Our student connections with Sri Lanka appear to stem from the 1770s with Robert Arbuthnot, a student of the University in 1773, who became ‘Chief Secretary of Government on the Island of Ceylon’; and Thomas Christie, a student in 1786, who served in the medical service at Trincomalee, Ceylon, as Army Surgeon from 1797.
On the occasion of Sri Lanka’s Independence Day, however, we look to our first Sri Lankan-born student:
Margaret Cochran Dewar, MB ChB (1894), was a lady of firsts: Our first female Sri Lankan-born graduate; among the first women in Scotland to gain a University degree and to receive a university medical qualification; and among the first graduates of the Queen Margaret Medical School.
Dewar was born in 1872 in Kandy, in what was known until 1972 as Ceylon, now Sri Lanka. She was the daughter of a tea planter named John Lewthwaite Dewar, and was one of four sisters born and brought up in Kandy, who later enrolled at the University. Margaret was the first to enroll in 1890, shortly followed by Amy Cochran Dewar in 1892, who sadly died during her first academic year at the University; Katherine Cochran Dewar in 1905, and De Courcy Lewthwaite Dewar in 1903, the talented enamel and metalwork designer.
Katherine and De Courcy remained in Scotland, while Margaret moved to the USA after her marriage to a Professor at Harvard Medical School, but were alive to see Sri Lanka’s proclamation of independence on 4 February 1948, which saw the country become part of the British Commonwealth as the Dominion of Ceylon.
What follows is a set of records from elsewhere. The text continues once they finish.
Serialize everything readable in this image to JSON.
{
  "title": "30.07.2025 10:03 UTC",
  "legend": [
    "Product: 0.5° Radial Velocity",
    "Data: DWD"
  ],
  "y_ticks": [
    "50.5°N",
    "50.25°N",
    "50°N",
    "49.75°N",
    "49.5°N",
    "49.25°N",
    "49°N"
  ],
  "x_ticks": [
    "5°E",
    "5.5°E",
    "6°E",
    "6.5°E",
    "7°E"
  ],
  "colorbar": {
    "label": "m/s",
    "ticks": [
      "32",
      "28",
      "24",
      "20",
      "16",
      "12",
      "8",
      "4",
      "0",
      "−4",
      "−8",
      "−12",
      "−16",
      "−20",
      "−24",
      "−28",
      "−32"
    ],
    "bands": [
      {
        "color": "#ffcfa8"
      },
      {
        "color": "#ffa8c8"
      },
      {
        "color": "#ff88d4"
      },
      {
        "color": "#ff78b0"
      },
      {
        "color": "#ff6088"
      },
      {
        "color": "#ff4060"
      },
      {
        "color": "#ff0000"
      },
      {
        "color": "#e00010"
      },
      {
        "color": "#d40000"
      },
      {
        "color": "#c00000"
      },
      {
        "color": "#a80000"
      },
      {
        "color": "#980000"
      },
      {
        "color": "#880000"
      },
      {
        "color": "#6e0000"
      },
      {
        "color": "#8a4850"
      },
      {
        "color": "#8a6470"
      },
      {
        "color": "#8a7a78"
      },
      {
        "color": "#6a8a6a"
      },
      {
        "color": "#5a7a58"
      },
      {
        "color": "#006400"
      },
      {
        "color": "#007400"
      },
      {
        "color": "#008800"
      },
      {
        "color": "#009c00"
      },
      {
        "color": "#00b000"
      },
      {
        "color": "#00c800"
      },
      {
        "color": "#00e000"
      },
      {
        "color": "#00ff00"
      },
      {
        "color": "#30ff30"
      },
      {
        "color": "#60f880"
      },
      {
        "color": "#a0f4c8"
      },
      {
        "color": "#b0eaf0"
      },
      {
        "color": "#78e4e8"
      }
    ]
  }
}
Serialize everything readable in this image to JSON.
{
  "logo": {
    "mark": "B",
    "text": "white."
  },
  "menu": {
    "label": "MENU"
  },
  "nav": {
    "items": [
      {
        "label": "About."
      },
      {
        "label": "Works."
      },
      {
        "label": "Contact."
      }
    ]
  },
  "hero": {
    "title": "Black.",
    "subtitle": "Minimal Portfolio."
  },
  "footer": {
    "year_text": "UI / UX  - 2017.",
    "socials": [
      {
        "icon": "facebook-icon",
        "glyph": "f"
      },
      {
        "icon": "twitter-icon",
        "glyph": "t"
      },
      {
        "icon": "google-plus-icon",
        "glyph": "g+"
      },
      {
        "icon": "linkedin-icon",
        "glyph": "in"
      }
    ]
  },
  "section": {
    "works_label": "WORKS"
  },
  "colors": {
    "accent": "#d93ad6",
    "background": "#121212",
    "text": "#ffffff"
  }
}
In 22 May 1972, Sri Lanka became the Republic of Sri Lanka.
We welcome any information relating to our connections with Sri Lanka to help us in our research!